Arrival and check-in was quite painless and as there is a maximum of 170 passengers, there was no queuing. The company do the usual thing on cruise ships by welcoming you on board with a cocktail and a buffet but on this ship you can probably meet most of you fellow passengers in one go!
Cabins are quite compact compared to some of the bigger cruise ships but they were very comfortable. During the trip I found that if I went to the bar it gave my wife room to do whatever women do. The price of drinks at the bar is reasonable compared to other cruise ships I have been on and tea, coffee and drinking water are all complimentary for the duration of the trip.
Bring a southern European adapter, the ship can supply you with one but have a very limited supply.
Apparently the ship has a Michelin Star chef and the standard of food reflected this. Breakfast and lunch were buffet style and evening was a la carte. You can sit wherever with whoever which was helpful for those travelling alone. The house wine was fine and cost around 15 Euros for a bottle. There were also early morning, late afternoon and mid-night snacks for those of us with a big appetite. It would be worth going on this cruise just for the food which was outstanding.
As I said earlier, this holiday is all about the sailing experience and the shore excursions are an optional extra. I had heard some complaints from passengers who had travelled on a Clipper and the Captain had used the sails very infrequently. Fortunately this was not our experience and we appeared to travel under sail all the time.
It was nice to get ashore to shop and see the sights but I could have as easily stayed on board for the duration of the trip. Organized excursions are generally expensive but it is worth paying for the Dalyan River trip.
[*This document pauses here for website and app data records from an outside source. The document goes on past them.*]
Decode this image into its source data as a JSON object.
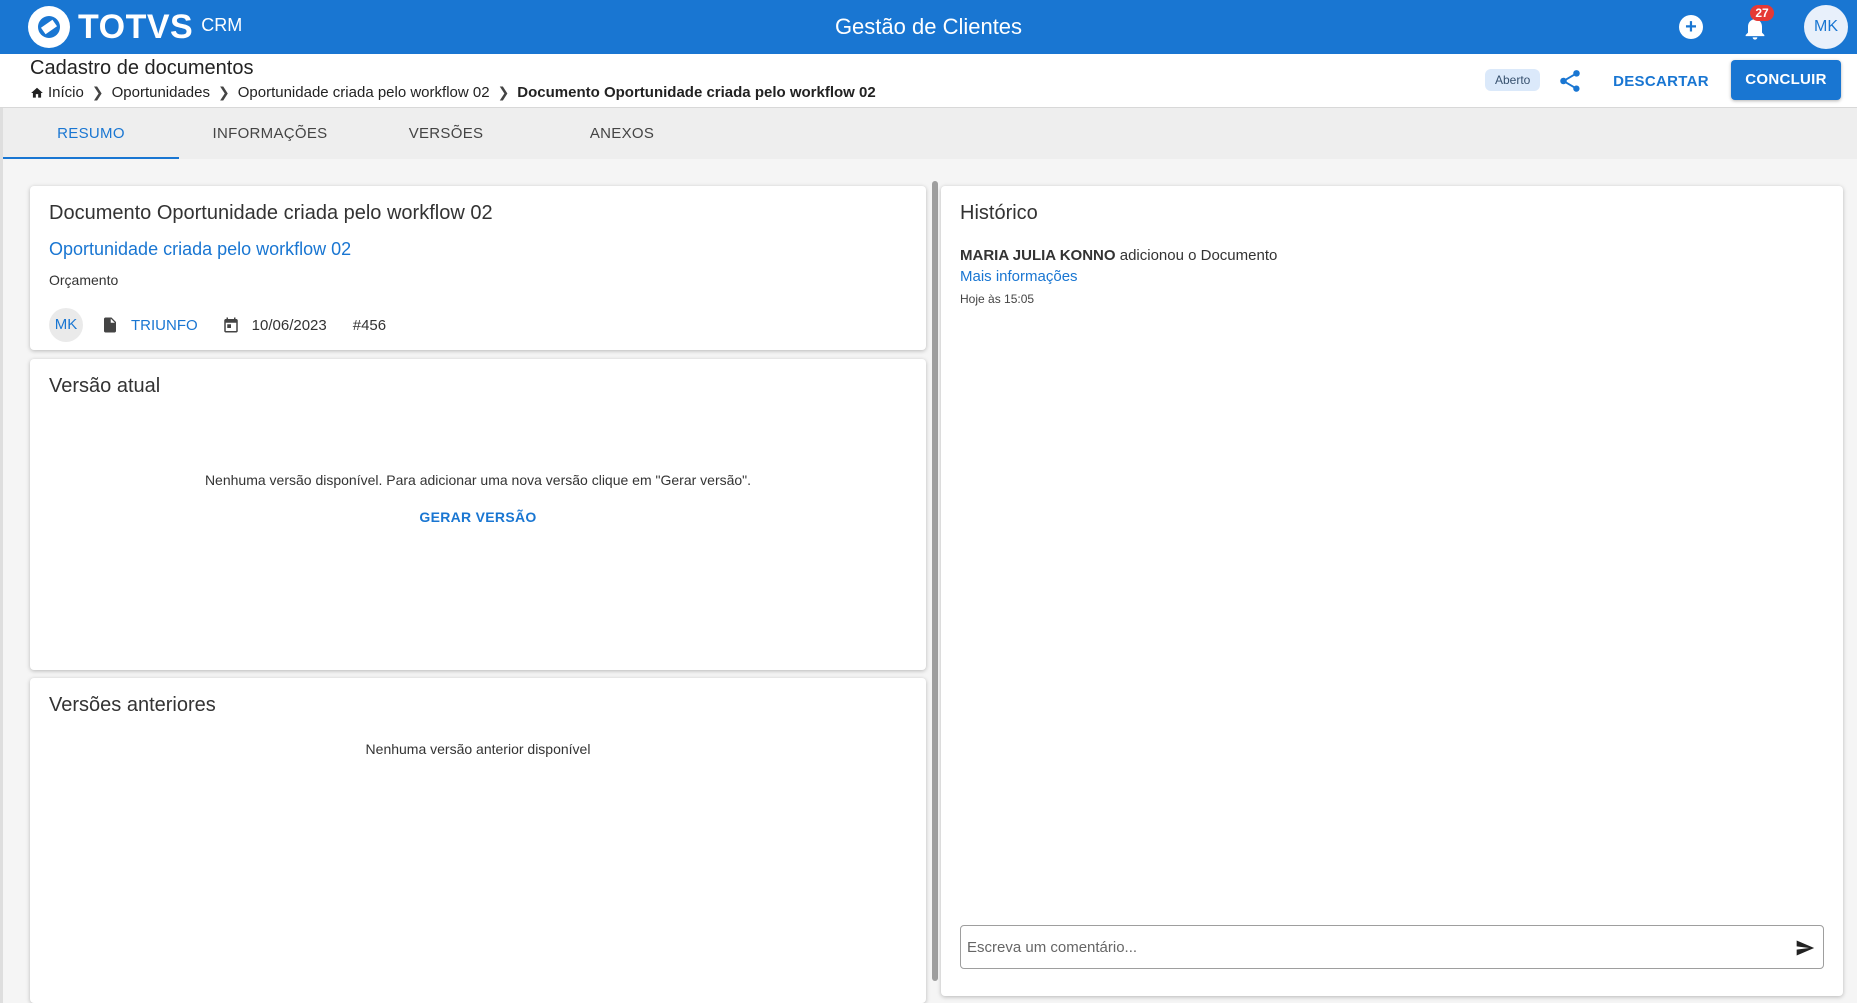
{
  "topbar": {
    "logo_text": "TOTVS",
    "logo_sub": "CRM",
    "app_title": "Gestão de Clientes",
    "notifications_count": "27",
    "user_initials": "MK",
    "accent_color": "#1976d2",
    "icons": [
      "totvs-logo-icon",
      "add-circle-icon",
      "bell-icon"
    ]
  },
  "header": {
    "title": "Cadastro de documentos",
    "breadcrumb": [
      "Início",
      "Oportunidades",
      "Oportunidade criada pelo workflow 02",
      "Documento Oportunidade criada pelo workflow 02"
    ],
    "status": "Aberto",
    "discard_label": "DESCARTAR",
    "conclude_label": "CONCLUIR"
  },
  "tabs": [
    {
      "label": "RESUMO",
      "active": true
    },
    {
      "label": "INFORMAÇÕES",
      "active": false
    },
    {
      "label": "VERSÕES",
      "active": false
    },
    {
      "label": "ANEXOS",
      "active": false
    }
  ],
  "document": {
    "title": "Documento Oportunidade criada pelo workflow 02",
    "opportunity_link": "Oportunidade criada pelo workflow 02",
    "type": "Orçamento",
    "owner_initials": "MK",
    "company": "TRIUNFO",
    "date": "10/06/2023",
    "id": "#456"
  },
  "current_version": {
    "title": "Versão atual",
    "empty_message": "Nenhuma versão disponível. Para adicionar uma nova versão clique em \"Gerar versão\".",
    "generate_label": "GERAR VERSÃO"
  },
  "previous_versions": {
    "title": "Versões anteriores",
    "empty_message": "Nenhuma versão anterior disponível"
  },
  "history": {
    "title": "Histórico",
    "entries": [
      {
        "user": "MARIA JULIA KONNO",
        "action": " adicionou o Documento",
        "link": "Mais informações",
        "time": "Hoje às 15:05"
      }
    ],
    "comment_placeholder": "Escreva um comentário..."
  }
}
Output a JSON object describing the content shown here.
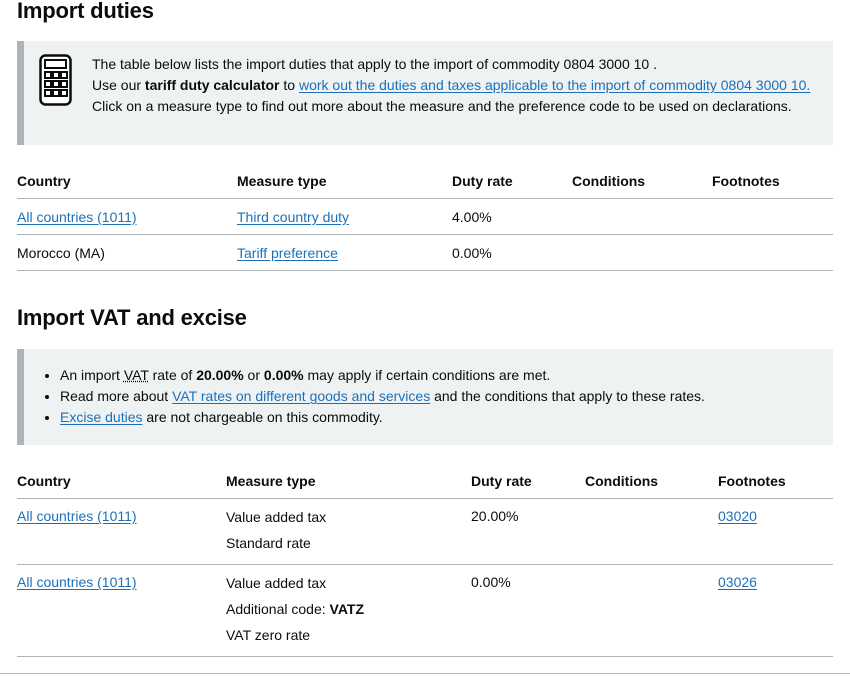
{
  "import_duties": {
    "title": "Import duties",
    "inset": {
      "line1": "The table below lists the import duties that apply to the import of commodity 0804 3000 10 .",
      "line2_prefix": "Use our ",
      "line2_bold": "tariff duty calculator",
      "line2_mid": " to ",
      "line2_link": "work out the duties and taxes applicable to the import of commodity 0804 3000 10.",
      "line3": "Click on a measure type to find out more about the measure and the preference code to be used on declarations."
    },
    "table": {
      "headers": [
        "Country",
        "Measure type",
        "Duty rate",
        "Conditions",
        "Footnotes"
      ],
      "rows": [
        {
          "country": "All countries (1011)",
          "measure": "Third country duty",
          "rate": "4.00%",
          "conditions": "",
          "footnotes": ""
        },
        {
          "country": "Morocco (MA)",
          "measure": "Tariff preference",
          "rate": "0.00%",
          "conditions": "",
          "footnotes": ""
        }
      ]
    }
  },
  "import_vat": {
    "title": "Import VAT and excise",
    "bullets": {
      "b1_a": "An import ",
      "b1_abbr": "VAT",
      "b1_b": " rate of ",
      "b1_rate1": "20.00%",
      "b1_c": " or ",
      "b1_rate2": "0.00%",
      "b1_d": " may apply if certain conditions are met.",
      "b2_a": "Read more about ",
      "b2_link": "VAT rates on different goods and services",
      "b2_b": " and the conditions that apply to these rates.",
      "b3_link": "Excise duties",
      "b3_b": " are not chargeable on this commodity."
    },
    "table": {
      "headers": [
        "Country",
        "Measure type",
        "Duty rate",
        "Conditions",
        "Footnotes"
      ],
      "rows": [
        {
          "country": "All countries (1011)",
          "measure_line1": "Value added tax",
          "measure_line2": "Standard rate",
          "rate": "20.00%",
          "conditions": "",
          "footnote": "03020"
        },
        {
          "country": "All countries (1011)",
          "measure_line1": "Value added tax",
          "additional_code_label": "Additional code: ",
          "additional_code": "VATZ",
          "measure_line3": "VAT zero rate",
          "rate": "0.00%",
          "conditions": "",
          "footnote": "03026"
        }
      ]
    }
  },
  "colors": {
    "link": "#1d70b8",
    "inset_bg": "#eef2f3",
    "inset_border": "#b1b4b6",
    "text": "#0b0c0c"
  },
  "icons": {
    "calculator": "calculator-icon"
  }
}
The Cruise Director was either poorly trained or was in the wrong job. What information he did manage to communicate to the passengers was generally wrong, including simple things like paying for entrance to the castle and museum in Bodrum. No, you cannot pay in any currency, they only accept Turkish Lira but if you stop at the nearest bar they will exchange your Euros for Lira. You get a really poor rate but it was worth it to get in. Entrance was 10 Lira. Also unknown to the Director was that some of the sights were closed on the day of visiting. Fortunately we and a number of the other passengers treated this all as a bit of extra entertainment and it did not spoil our holiday
Some passengers came on the trip just to see Santorini but if I go again I would give it a miss, particularly if there are other big cruise ships in. We choose this holiday to get away from the queues but queued for about an hour to get the venicular railway back down to the harbor to board the ship again. Couple this with the problem of getting ashore on time due to the rough sea, it just wasn't worth the bother. The place was pretty but very crowded and very expensive.
Setting sail each evening to the sound of Vangelis was an exhilarating experience and there was always something going on deck during the day. This is not a big ship but the deck and bar never appeared to be crowded. You should also be aware that if the sea is rough, it is possible that the ship will be unable to berth or drop anchor. They usually have a plan B!
Last but not least, the crew and staff were very friendly and helpful making this a lovely holiday and we will go back, perhaps taking the trip through the Panama Canal.